I tried giving blood today, but I couldn’t because I felt lightheaded even just at the fingerstick for checking iron. It’s ok, and it was a nice way to observe the fifth anniversary of the Isla Vista incel murders with an effort at a gift, instead of thinking about them too much. But difficulty around medical stuff is a real weakness in my interest in supporting disaster response (both natural and human-made), and I hope to get better at this.

Happy to have made progress on repairing my duvet cover quilt my grandma made in the 70s with mostly vintage-at-the-time fabric. My mom and I talked to the fabric shop staff and learned the key is ironing fusible interfacing into it as reinforcement, *then* sewing in patches! My mom had a bit of 1949 interfacing that was fun, but this new interfacing product is amazing and soft and works well. Left it at my mom’s house to work on next time I visit; might write it as a blog post when I’m done?

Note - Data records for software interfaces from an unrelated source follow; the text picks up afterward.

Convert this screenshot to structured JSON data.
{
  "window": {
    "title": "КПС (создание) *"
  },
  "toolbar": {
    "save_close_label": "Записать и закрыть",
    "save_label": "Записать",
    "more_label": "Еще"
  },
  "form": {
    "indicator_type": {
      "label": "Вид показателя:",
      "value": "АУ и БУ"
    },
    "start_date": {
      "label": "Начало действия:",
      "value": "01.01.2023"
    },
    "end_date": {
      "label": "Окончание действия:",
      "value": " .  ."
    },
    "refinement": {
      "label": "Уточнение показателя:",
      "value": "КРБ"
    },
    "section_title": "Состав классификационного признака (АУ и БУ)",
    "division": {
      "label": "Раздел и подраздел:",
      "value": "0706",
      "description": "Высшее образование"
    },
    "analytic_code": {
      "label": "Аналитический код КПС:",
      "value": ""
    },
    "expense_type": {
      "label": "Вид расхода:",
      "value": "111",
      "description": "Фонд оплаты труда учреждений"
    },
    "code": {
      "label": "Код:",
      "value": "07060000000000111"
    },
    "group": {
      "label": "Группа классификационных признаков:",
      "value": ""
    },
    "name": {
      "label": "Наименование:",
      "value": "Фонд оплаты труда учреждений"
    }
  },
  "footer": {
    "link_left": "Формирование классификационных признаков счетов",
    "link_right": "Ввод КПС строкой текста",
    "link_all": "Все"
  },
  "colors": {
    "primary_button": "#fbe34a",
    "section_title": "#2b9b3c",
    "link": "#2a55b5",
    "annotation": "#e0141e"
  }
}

This is the Eternal Bird Court poster that used to be abandoned in a corner of my office until I recently decided it was mine (by vickisawyer.com/).

Historical perspective on mass murder 

I lived in Isla Vista and still love it so much, this odd half square mile of utopian dreams and poor planning and lovely parks and loud parties every Thursday-Sunday. It still hurts, after five years of processing, to open things like nytimes.com/interactive/2019/0 and know where my Isla Vista is in the story of alt-right murder.

‪I started carrying a lightweight tape measure in my bag, and this has been useful over and over, so I share this with you as a thing you might find helpful too. It’s been especially good for checking surprise sidewalk finds and thrift store stuff for my house and garden.

Day off activities include bringing my old curtain to the fabric store for color/texture comparisons and my thrifted plant pots to the plant store for size/shape fitting. I have fully inherited the ways of my grandma.

Finished listening to The Dispossessed on my favorite hill, where I started listening to it six months ago, and...it wasn’t what I expected, but I’m glad I read it, and it convinced me to listen to more fiction! (selfie)

Show thread

Oakland’s Lake Merritt has a surprising number of shells and shell fragments on the sidewalks, probably dropped there by seagulls breaking them open to eat them. I picked one up and looked it up in this neat guide: inaturalist.org/guides/487 - it seems to be from a Japanese littleneck clam. I heard somebody say recently that identifying the name of a thing is a way of putting yourself in relationship to it, and that seems right to me for why it feels good.

Is there any reasonable self-hosted/non-Google way of making something like a Google My Map (annotated points on a map)? I’d be fine with software I need to run myself. Thinking about making a map of favorite places to recommend to people (and places I want to go but haven’t been to yet), and it seems more fun to do my own.

Climate change, disaster preparation 

I've been working on improving the weather-sealing around the drafty windows and doors in my home, because the rain and cold and smoke were getting in. I subscribed to my city's emergency alert text message service. I've started keeping a little more shelf-stable food. I took a CPR and first aid class. I'm just some random person and I'm adapting, and it's a creepy feeling.

Show thread
Show more
XOXO Zone

The social network of the future: No ads, no corporate surveillance, ethical design, and decentralization! Own your data with Mastodon!